“Deep inside me,” he writes, “I felt a great void opening” – not only a physical one, but a spiritual one as well.
A new tradition
Nowadays, most Jews who do not fast on Yom Kippur are simply not part of a community of Jews who participate in synagogue life. Conversely, many non-Jews who are domestic partners of Jews do fast on Yom Kippur.
But whether or not one fasts on Yom Kippur, the tradition has developed over just the last few decades, according to scholar Nora Rubel, of a lavish, festive meal at the conclusion of the fast.
For many Jews, as historian Jenna Weissman Joselit has noted, the break-fast meal is the most important aspect of Yom Kippur, in ways that outshine the religious elements of the day.

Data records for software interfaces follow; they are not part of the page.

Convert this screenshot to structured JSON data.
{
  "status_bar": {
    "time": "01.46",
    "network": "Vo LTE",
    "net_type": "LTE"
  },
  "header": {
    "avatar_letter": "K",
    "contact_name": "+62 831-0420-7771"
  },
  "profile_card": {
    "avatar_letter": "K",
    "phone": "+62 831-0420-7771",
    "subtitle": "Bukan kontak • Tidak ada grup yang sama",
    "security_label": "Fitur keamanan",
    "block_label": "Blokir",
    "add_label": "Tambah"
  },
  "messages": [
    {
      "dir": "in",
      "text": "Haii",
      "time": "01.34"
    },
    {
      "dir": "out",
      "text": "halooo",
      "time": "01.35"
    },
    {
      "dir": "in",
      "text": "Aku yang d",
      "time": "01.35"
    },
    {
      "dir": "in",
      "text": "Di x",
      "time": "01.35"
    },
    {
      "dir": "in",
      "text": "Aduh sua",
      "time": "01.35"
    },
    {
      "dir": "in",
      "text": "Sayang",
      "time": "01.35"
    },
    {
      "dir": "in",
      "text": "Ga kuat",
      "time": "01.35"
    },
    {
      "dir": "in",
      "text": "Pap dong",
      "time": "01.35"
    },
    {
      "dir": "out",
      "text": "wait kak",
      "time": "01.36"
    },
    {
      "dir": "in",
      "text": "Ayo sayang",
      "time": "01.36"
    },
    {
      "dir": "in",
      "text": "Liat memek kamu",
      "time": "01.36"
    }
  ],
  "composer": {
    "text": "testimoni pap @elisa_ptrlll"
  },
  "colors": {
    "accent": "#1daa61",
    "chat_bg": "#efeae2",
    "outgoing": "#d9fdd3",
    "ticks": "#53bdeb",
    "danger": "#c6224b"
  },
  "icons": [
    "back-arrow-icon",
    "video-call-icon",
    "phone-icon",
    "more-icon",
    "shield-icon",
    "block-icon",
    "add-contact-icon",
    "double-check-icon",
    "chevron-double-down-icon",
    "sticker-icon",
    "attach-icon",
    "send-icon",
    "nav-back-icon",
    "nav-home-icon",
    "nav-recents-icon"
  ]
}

Breaking the fast in pop culture
In American popular culture, Jewish characters are often shown breaking the fast – while it is still daylight – with flagrantly non-kosher foods.
In Woody Allen’s 1987 film comedy, “Radio Days,” set in Brooklyn during the Great Depression, a Jewish family is so infuriated that their Communist Jewish next-door neighbor (played by Larry David) is eating and playing music on Yom Kippur that they fantasize about burning down his house. But then the uncle (played by Josh Mostel) goes next door and ends up not only eating pork chops and clams, but being indoctrinated with Marxist ideology to boot.
In a 2015 episode of “Broad City,” Abbi and Ilana down bacon, egg and cheese sandwiches, while in the inaugural episode of the Canadian Internet series “YidLife Crisis,” which debuted in 2014, Yom Kippur finds Chaimie and Leizer in a restaurant consuming poutine – french fries with cheese curds and gravy.
The break-fast meal
In real life, the menu for the break-fast meal typically mirrors that of a Sunday brunch: bagels, cream cheese, smoked fish, noodle kugel (casserole), and rugelach (jam-filled pastries).
However, it may also include dishes from the host’s ethnic Jewish origins. Eastern European Jews traditionally dine on kreplach – dumplings stuffed with calves’ brains or chicken livers, Iraqi Jews drink sweetened almond milk flavored with cardamom and Moroccan Jews enjoy harira – lamb, legume and lemon soup – a dish that was borrowed from Muslim neighbors who were breaking the fast of Ramadan.
Whatever is on the menu, Jews eat with a vengeance to conclude the holiday, restoring them to the fullness of not just their stomachs but of their very Jewish identities.
Ted Merwin is Associate Professor of Religion and Judaic Studies at Dickinson College (PA), where he is Founding Director of the Milton B. Asbell Center for Jewish Life. He writes about Jewish theater, dance, and food for the New York Jewish Week and other major newspapers and magazines. Now available in paperback: Pastrami on Rye: An Overstuffed History of the Jewish Deli, Winner of the 2015 National Jewish Book Award presented by the Jewish Book Council.